Robinhood has taken the investing universe by storm, arming a new generation of investors with the tools they need to start putting money to work in the stock market. Many young adults are getting into stock investing for the very first time, and the app-based commission-free brokerage has a lot to do with opening the door to those who were previously reluctant to invest.

However, Robinhood investors don't always follow Wall Street's rules. They often like speculative stocks that have chances for big gains but also outsized risk. Many of them trade frequently and sometimes buy shares of doomed companies in the hope of making a quick short-term profit.

As a result, many of the favorite stocks on Robinhood have gotten utterly panned by Wall Street stock analysts. In particular, four of the stocks on the Robinhood Top 100 popularity list stand out as having favorable ratings of less than 10% from analysts. Who's right: Robinhood investors or Wall Street? Read on to take a closer look.

Wall Street sign in front of New York Stock Exchange.

Image source: Getty Images.

1. Carnival

Carnival (CCL 0.88%) has gotten a lot of attention over the past year, as the cruise-ship giant has arguably been the company hardest hit by the COVID-19 pandemic. The stock is down 57% over the past year, although it's jumped 140% from its worst levels in late March and early April. Out of 18 analyst ratings that Robinhood tracks, only one rates Carnival a buy, compared to four sell ratings and 13 hold ratings.

It's easy to understand why Wall Street isn't excited about Carnival. The company hasn't been able to set sail for nearly a year now, and with the most recent wave of COVID-19 cases, even the release of vaccines hasn't allowed Carnival to set firm expectations about when it will be able to go out on the open seas again. Meanwhile, the company expects to lose another $2 billion in the fourth quarter and continues to burn cash at an alarming rate.

The hope among bullish shareholders is that at some point, the pandemic will come under control, and when it does, cruise fans will be excited to finally take the cruises they've had to put off for so long. But in the meantime, Carnival has had to continue to raise cash, diluting the interests of current shareholders. That means an eventual recovery might not benefit the stock as much as Robinhood investors would like. Carnival will probably survive, but it might not show up in much higher stock prices.

2. Aurora Cannabis and 3. HEXO

Marijuana stocks are back in the news, and hopes for legalization in the U.S. have many investors betting big on cannabis. However, Wall Street isn't convinced. Aurora Cannabis (ACB 0.95%) gets only a single buy rating among 17 analysts, with four sells and 12 holds. HEXO (HEXO) isn't much different, with one buy, 12 holds, and one sell.

Both Aurora and HEXO had terrible times in 2020, falling 68% and 42%, respectively. But they've bounced back to start the new year. HEXO has almost doubled, while Aurora is up 40%.

Bullish investors hope that a new administration in Washington will work to decriminalize marijuana at the federal level. That won't automatically open up markets in all states but would make it far easier for companies like HEXO and Aurora to do business in the U.S., particularly in those jurisdictions that have already legalized cannabis for medical and/or recreational use.

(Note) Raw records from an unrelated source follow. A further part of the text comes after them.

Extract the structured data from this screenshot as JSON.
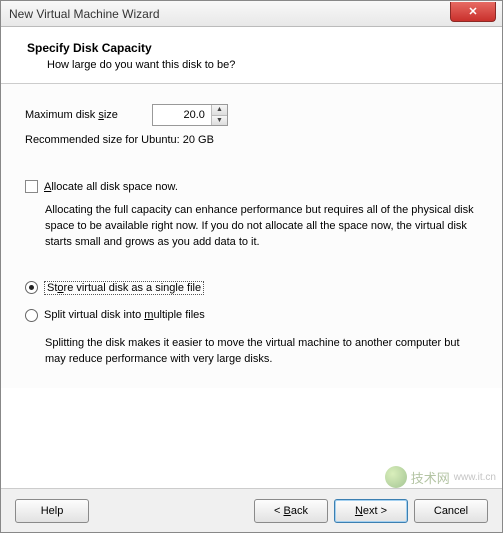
{
  "window": {
    "title": "New Virtual Machine Wizard"
  },
  "header": {
    "title": "Specify Disk Capacity",
    "subtitle": "How large do you want this disk to be?"
  },
  "size": {
    "label_pre": "Maximum disk ",
    "label_hot": "s",
    "label_post": "ize",
    "value": "20.0",
    "recommend": "Recommended size for Ubuntu: 20 GB"
  },
  "allocate": {
    "label_hot": "A",
    "label_post": "llocate all disk space now.",
    "desc": "Allocating the full capacity can enhance performance but requires all of the physical disk space to be available right now. If you do not allocate all the space now, the virtual disk starts small and grows as you add data to it."
  },
  "store_opt": {
    "label_pre": "St",
    "label_hot": "o",
    "label_post": "re virtual disk as a single file"
  },
  "split_opt": {
    "label_pre": "Split virtual disk into ",
    "label_hot": "m",
    "label_post": "ultiple files",
    "desc": "Splitting the disk makes it easier to move the virtual machine to another computer but may reduce performance with very large disks."
  },
  "buttons": {
    "help": "Help",
    "back": "< Back",
    "next": "Next >",
    "cancel": "Cancel"
  },
  "watermark": {
    "text": "技术网",
    "url": "www.it.cn"
  }
}
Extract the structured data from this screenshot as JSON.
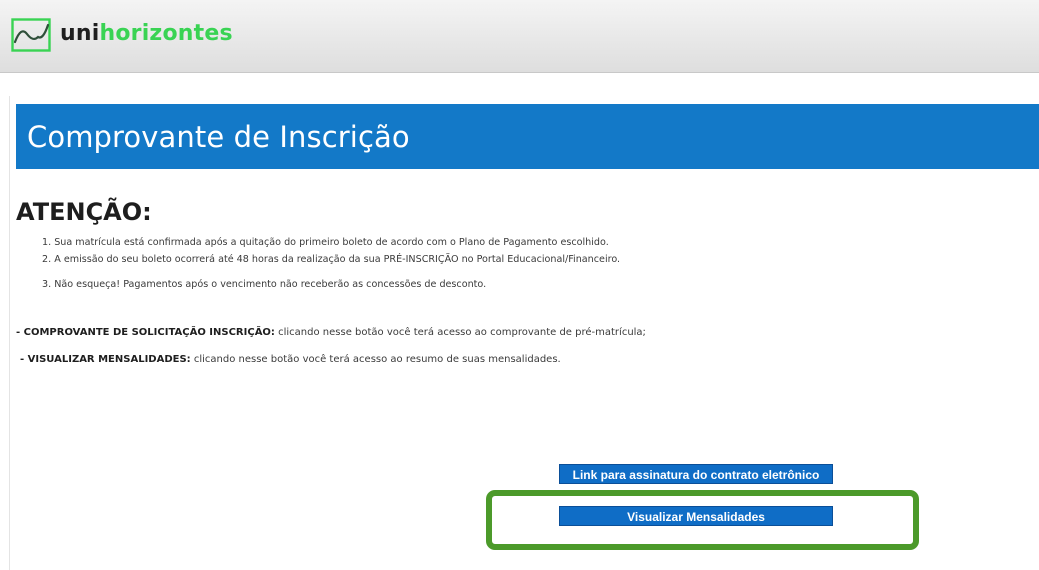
{
  "brand": {
    "name_part1": "uni",
    "name_part2": "horizontes",
    "logo_icon": "wave-chart-icon",
    "color_dark": "#1f1f1f",
    "color_green": "#39d353"
  },
  "page": {
    "title": "Comprovante de Inscrição",
    "title_bar_color": "#1379c8"
  },
  "attention": {
    "heading": "ATENÇÃO:",
    "notes": [
      "1. Sua matrícula está confirmada após a quitação do primeiro boleto de acordo com o Plano de Pagamento escolhido.",
      "2. A emissão do seu boleto ocorrerá até 48 horas da realização da sua PRÉ-INSCRIÇÃO no Portal Educacional/Financeiro.",
      "3. Não esqueça! Pagamentos após o vencimento não receberão as concessões de desconto."
    ]
  },
  "descriptions": [
    {
      "label": "- COMPROVANTE DE SOLICITAÇÃO INSCRIÇÃO:",
      "text": " clicando nesse botão você terá acesso ao comprovante de pré-matrícula;"
    },
    {
      "label": "- VISUALIZAR MENSALIDADES:",
      "text": " clicando nesse botão você terá acesso ao resumo de suas mensalidades."
    }
  ],
  "buttons": {
    "contract_link": "Link para assinatura do contrato eletrônico",
    "view_monthly": "Visualizar Mensalidades",
    "button_color": "#0f6dc6"
  },
  "annotation": {
    "highlight_color": "#4c9a2a"
  }
}
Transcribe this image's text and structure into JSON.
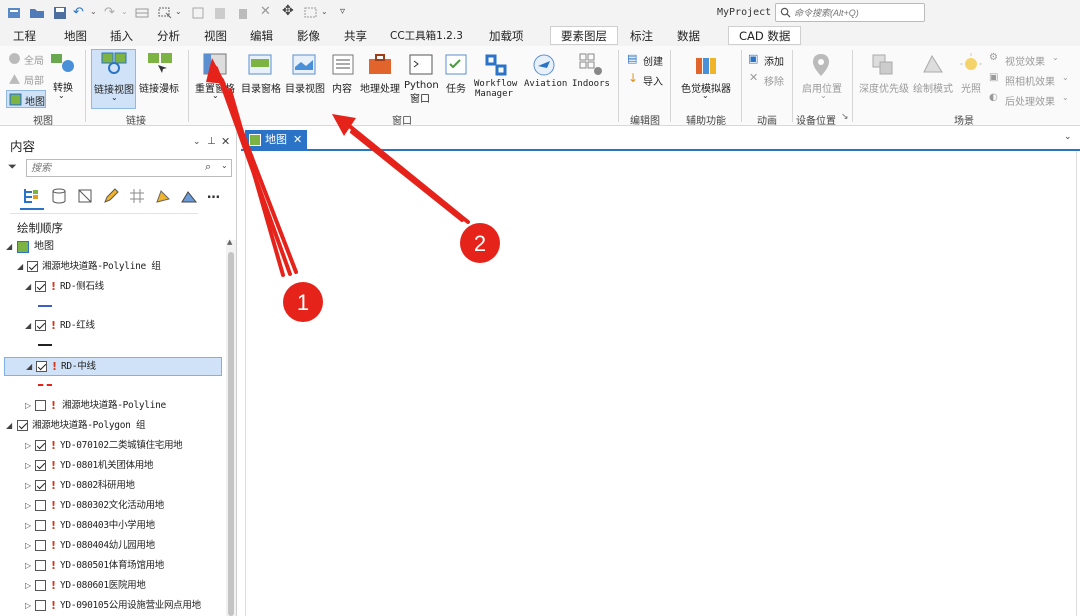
{
  "titlebar": {
    "project_name": "MyProject",
    "search_placeholder": "命令搜索(Alt+Q)"
  },
  "tabs": [
    "工程",
    "地图",
    "插入",
    "分析",
    "视图",
    "编辑",
    "影像",
    "共享",
    "CC工具箱1.2.3",
    "加载项",
    "要素图层",
    "标注",
    "数据",
    "CAD 数据"
  ],
  "active_tab": "视图",
  "ribbon": {
    "view_group": {
      "label": "视图",
      "items": [
        "全局",
        "局部",
        "地图",
        "转换"
      ]
    },
    "link_group": {
      "label": "链接",
      "items": [
        "链接视图",
        "链接漫标"
      ]
    },
    "window_group": {
      "label": "窗口",
      "items": [
        "重置窗格",
        "目录窗格",
        "目录视图",
        "内容",
        "地理处理",
        "Python 窗口",
        "任务",
        "Workflow Manager",
        "Aviation",
        "Indoors"
      ]
    },
    "python_line1": "Python",
    "python_line2": "窗口",
    "workflow_line1": "Workflow",
    "workflow_line2": "Manager",
    "storyboard_group": {
      "label": "编辑图",
      "items": [
        "创建",
        "导入"
      ]
    },
    "aux_group": {
      "label": "辅助功能",
      "items": [
        "色觉模拟器"
      ]
    },
    "anim_group": {
      "label": "动画",
      "items": [
        "添加",
        "移除"
      ]
    },
    "device_group": {
      "label": "设备位置",
      "items": [
        "启用位置"
      ]
    },
    "scene_group": {
      "label": "场景",
      "items": [
        "深度优先级",
        "绘制模式",
        "光照",
        "视觉效果",
        "照相机效果",
        "后处理效果"
      ]
    }
  },
  "contents": {
    "title": "内容",
    "search_placeholder": "搜索",
    "section_title": "绘制顺序",
    "map_name": "地图",
    "group1": "湘源地块道路-Polyline 组",
    "layers1": [
      "RD-侧石线",
      "RD-红线",
      "RD-中线"
    ],
    "layer_poly": "湘源地块道路-Polyline",
    "group2": "湘源地块道路-Polygon 组",
    "layers2": [
      "YD-070102二类城镇住宅用地",
      "YD-0801机关团体用地",
      "YD-0802科研用地",
      "YD-080302文化活动用地",
      "YD-080403中小学用地",
      "YD-080404幼儿园用地",
      "YD-080501体育场馆用地",
      "YD-080601医院用地",
      "YD-090105公用设施营业网点用地"
    ]
  },
  "map_tab": {
    "label": "地图"
  },
  "annotations": [
    "1",
    "2"
  ],
  "colors": {
    "arrow": "#e5231b",
    "accent": "#1a73c9",
    "highlight": "#cfe2f7"
  }
}
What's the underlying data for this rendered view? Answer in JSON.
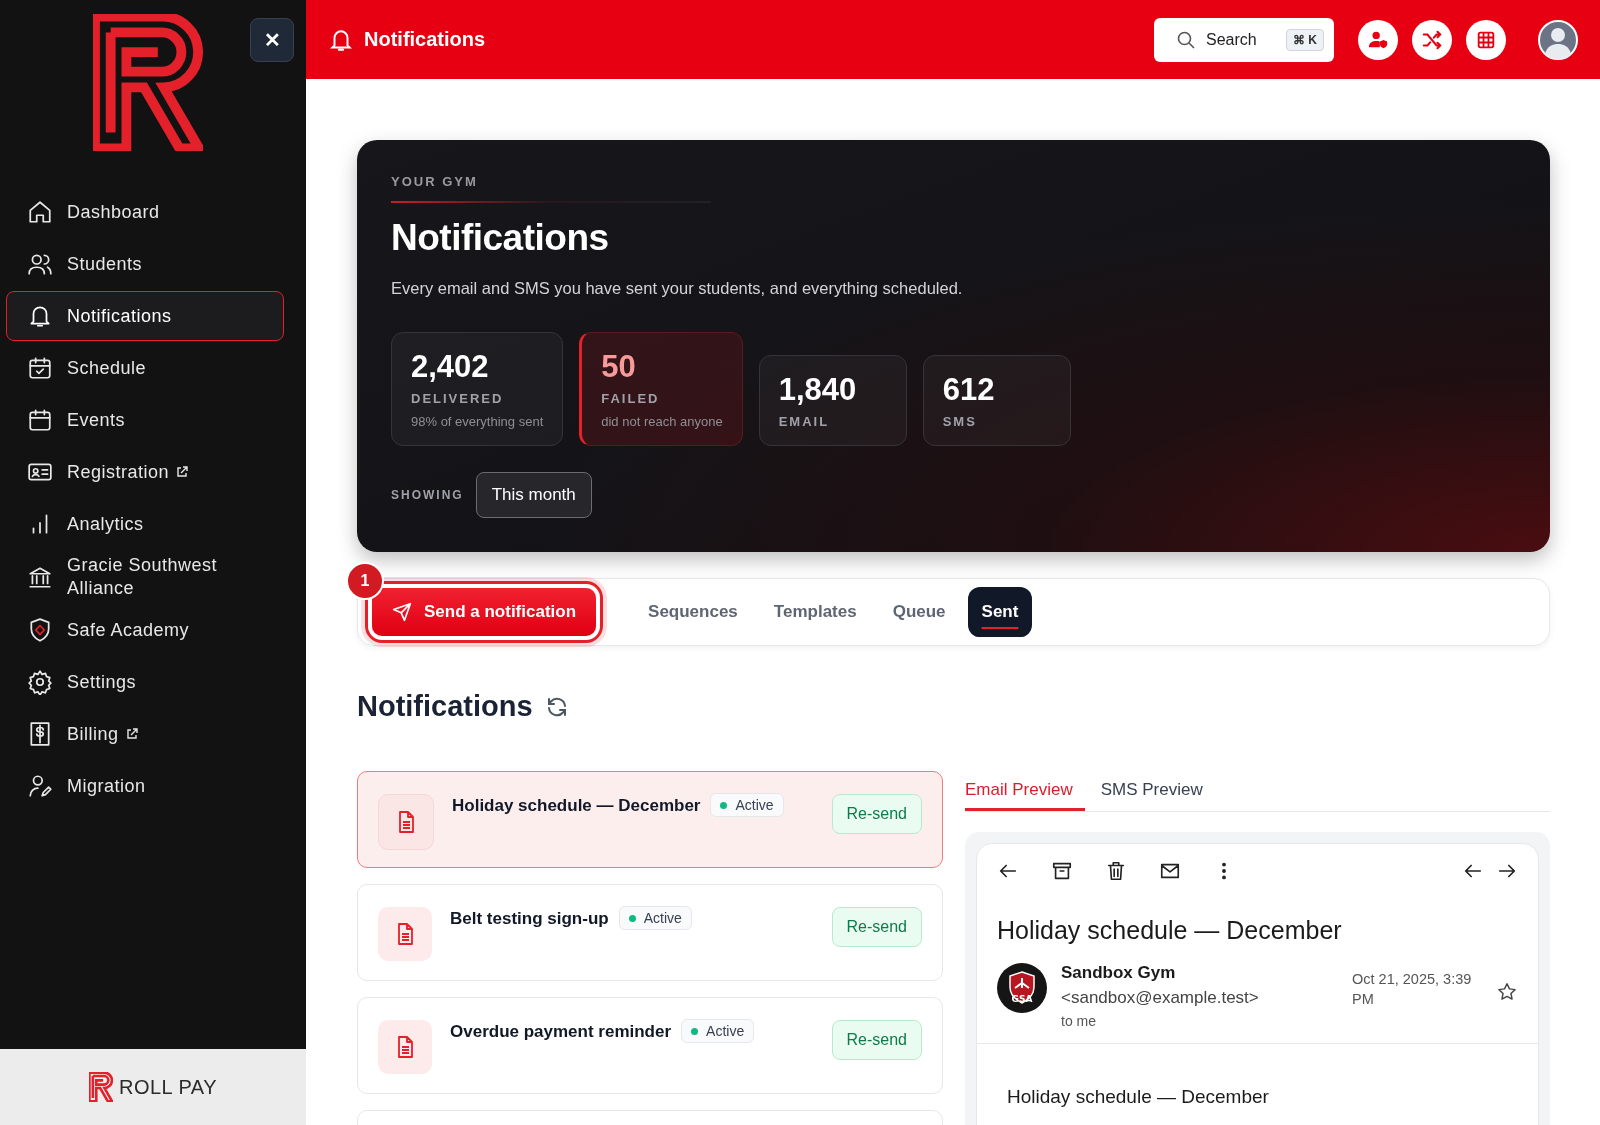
{
  "sidebar": {
    "close_label": "✕",
    "items": [
      {
        "label": "Dashboard",
        "external": false,
        "selected": false
      },
      {
        "label": "Students",
        "external": false,
        "selected": false
      },
      {
        "label": "Notifications",
        "external": false,
        "selected": true
      },
      {
        "label": "Schedule",
        "external": false,
        "selected": false
      },
      {
        "label": "Events",
        "external": false,
        "selected": false
      },
      {
        "label": "Registration",
        "external": true,
        "selected": false
      },
      {
        "label": "Analytics",
        "external": false,
        "selected": false
      },
      {
        "label": "Gracie Southwest Alliance",
        "external": false,
        "selected": false
      },
      {
        "label": "Safe Academy",
        "external": false,
        "selected": false
      },
      {
        "label": "Settings",
        "external": false,
        "selected": false
      },
      {
        "label": "Billing",
        "external": true,
        "selected": false
      },
      {
        "label": "Migration",
        "external": false,
        "selected": false
      }
    ],
    "footer_brand": "ROLL PAY"
  },
  "topbar": {
    "title": "Notifications",
    "search": {
      "placeholder": "Search",
      "shortcut": "⌘ K"
    }
  },
  "hero": {
    "eyebrow": "YOUR GYM",
    "title": "Notifications",
    "subtitle": "Every email and SMS you have sent your students, and everything scheduled.",
    "stats": [
      {
        "value": "2,402",
        "label": "DELIVERED",
        "note": "98% of everything sent",
        "kind": "normal"
      },
      {
        "value": "50",
        "label": "FAILED",
        "note": "did not reach anyone",
        "kind": "alert"
      },
      {
        "value": "1,840",
        "label": "EMAIL",
        "kind": "normal"
      },
      {
        "value": "612",
        "label": "SMS",
        "kind": "normal"
      }
    ],
    "period_label": "SHOWING",
    "period": "This month"
  },
  "actions": {
    "send_button": "Send a notification",
    "badge": "1",
    "tabs": [
      {
        "label": "Sequences",
        "selected": false
      },
      {
        "label": "Templates",
        "selected": false
      },
      {
        "label": "Queue",
        "selected": false
      },
      {
        "label": "Sent",
        "selected": true
      }
    ]
  },
  "section_title": "Notifications",
  "notifications": [
    {
      "title": "Holiday schedule — December",
      "status": "Active",
      "action": "Re-send",
      "selected": true
    },
    {
      "title": "Belt testing sign-up",
      "status": "Active",
      "action": "Re-send",
      "selected": false
    },
    {
      "title": "Overdue payment reminder",
      "status": "Active",
      "action": "Re-send",
      "selected": false
    }
  ],
  "preview": {
    "tabs": [
      {
        "label": "Email Preview",
        "selected": true
      },
      {
        "label": "SMS Preview",
        "selected": false
      }
    ],
    "subject": "Holiday schedule — December",
    "sender_name": "Sandbox Gym",
    "sender_email": "<sandbox@example.test>",
    "recipient": "to me",
    "avatar_text": "GSA",
    "date": "Oct 21, 2025, 3:39 PM",
    "body_heading": "Holiday schedule — December"
  }
}
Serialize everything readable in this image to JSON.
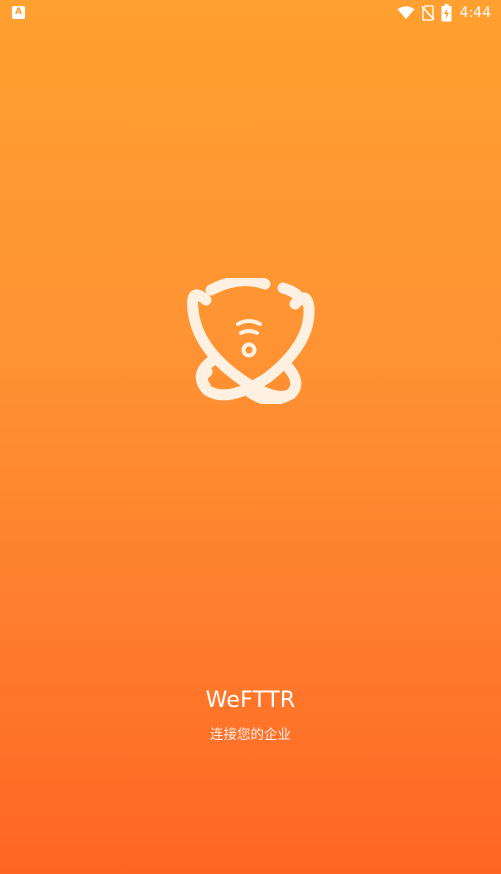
{
  "status_bar": {
    "notification_icon_label": "A",
    "time": "4:44",
    "icons": [
      "wifi-icon",
      "no-sim-icon",
      "battery-charging-icon"
    ]
  },
  "logo": {
    "icon": "atom-wifi-logo-icon",
    "color": "#FFF1E2"
  },
  "app": {
    "name": "WeFTTR",
    "tagline": "连接您的企业"
  },
  "colors": {
    "background_top": "#FFA030",
    "background_bottom": "#FF6622",
    "text": "#FFFFFF"
  }
}
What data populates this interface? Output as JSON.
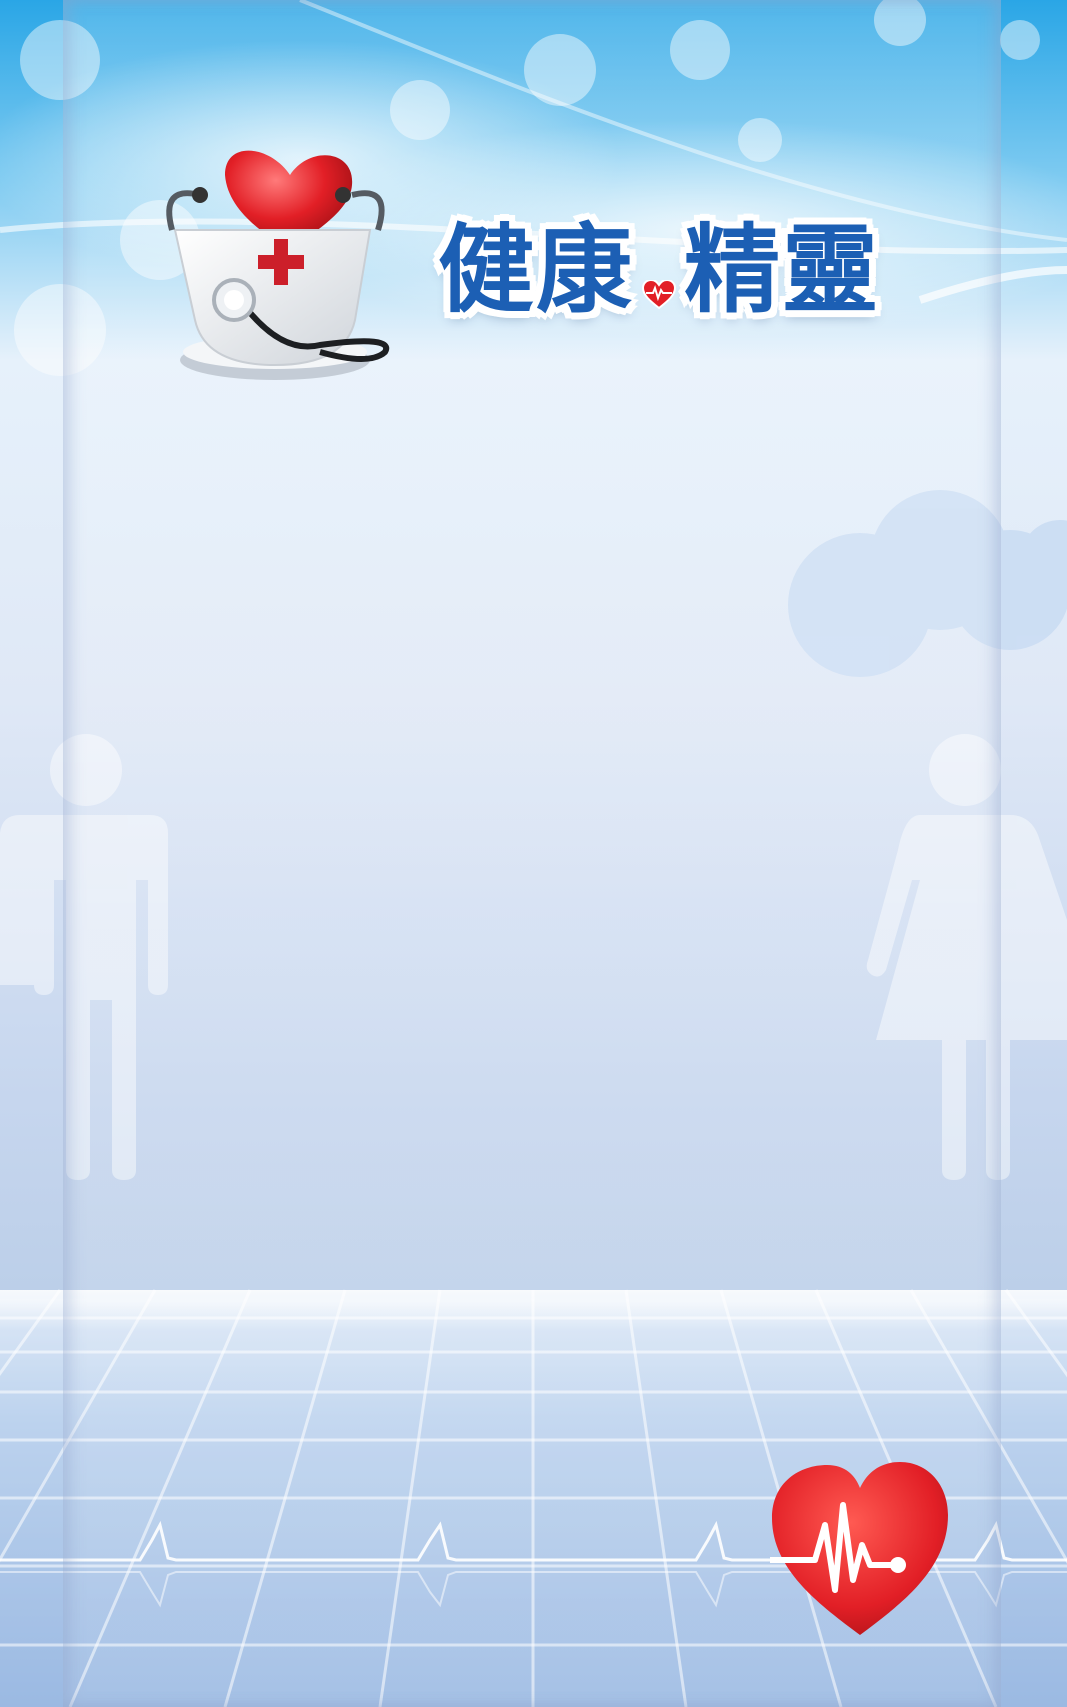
{
  "brand": {
    "title_part1": "健康",
    "title_part2": "精靈"
  },
  "colors": {
    "title_blue": "#1c5fb4",
    "heart_red": "#e21f26",
    "sky_blue": "#2aa6e6",
    "floor_blue": "#8fb0de"
  },
  "icons": [
    "teacup-heart-stethoscope-icon",
    "mini-heart-pulse-icon",
    "male-figure-icon",
    "female-figure-icon",
    "heartbeat-heart-icon"
  ]
}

Skeptics point to Aurora's track record of dilutive stock offerings, which seem to happen just when share prices are starting to move higher. For HEXO, though, a joint venture with Molson Coors (TAP -0.47%) to release some CBD-infused beverage products in Colorado could provide a nice entry point from which to consider further growth opportunities. Nevertheless, both companies face challenges from competition and need to overcome the operational inefficiencies that have held them back.

4. Slack Technologies

Finally, Slack Technologies (WORK) rounds out the list of Robinhood stocks least loved by Wall Street. The stock garners only a single buy rating out of 22 analysts, while the other 21 are firm in their neutrality by having hold ratings.

In the case of Slack, "hate" is too strong a word to describe Wall Street's mood. That's because the hold ratings likely stem from Slack's pending acquisition by (CRM 2.61%). Under the terms of that deal, Salesforce will pay $26.79 per share in cash, and Slack investors will also get 0.0776 shares of Salesforce stock, which would currently be worth about $17 at recent prices.

As a result, owning Slack is largely like investing 40% of your money in Salesforce and keeping the other 60% in cash. Salesforce has solid prospects for the future, with 35 out of 43 analysts giving it a buy rating, as reported by Robinhood. That's a solid vote of confidence for the tech giant, and holding onto shares will give Robinhood investors exposure to Salesforce without any further tax consequences if the deal goes through.

Who's right: Wall Street or Robinhood investors?

Among these stocks, Slack looks like the safest bet to produce longer-term gains, assuming that shareholders hang onto their Salesforce stock once the merger is complete. HEXO, Aurora, and Carnival still face major uncertainties, though.

That doesn't mean that Wall Street's right and Robinhood investors are wrong -- but it does mean that if you're considering buying those stocks, you should know exactly what you're getting into before you invest.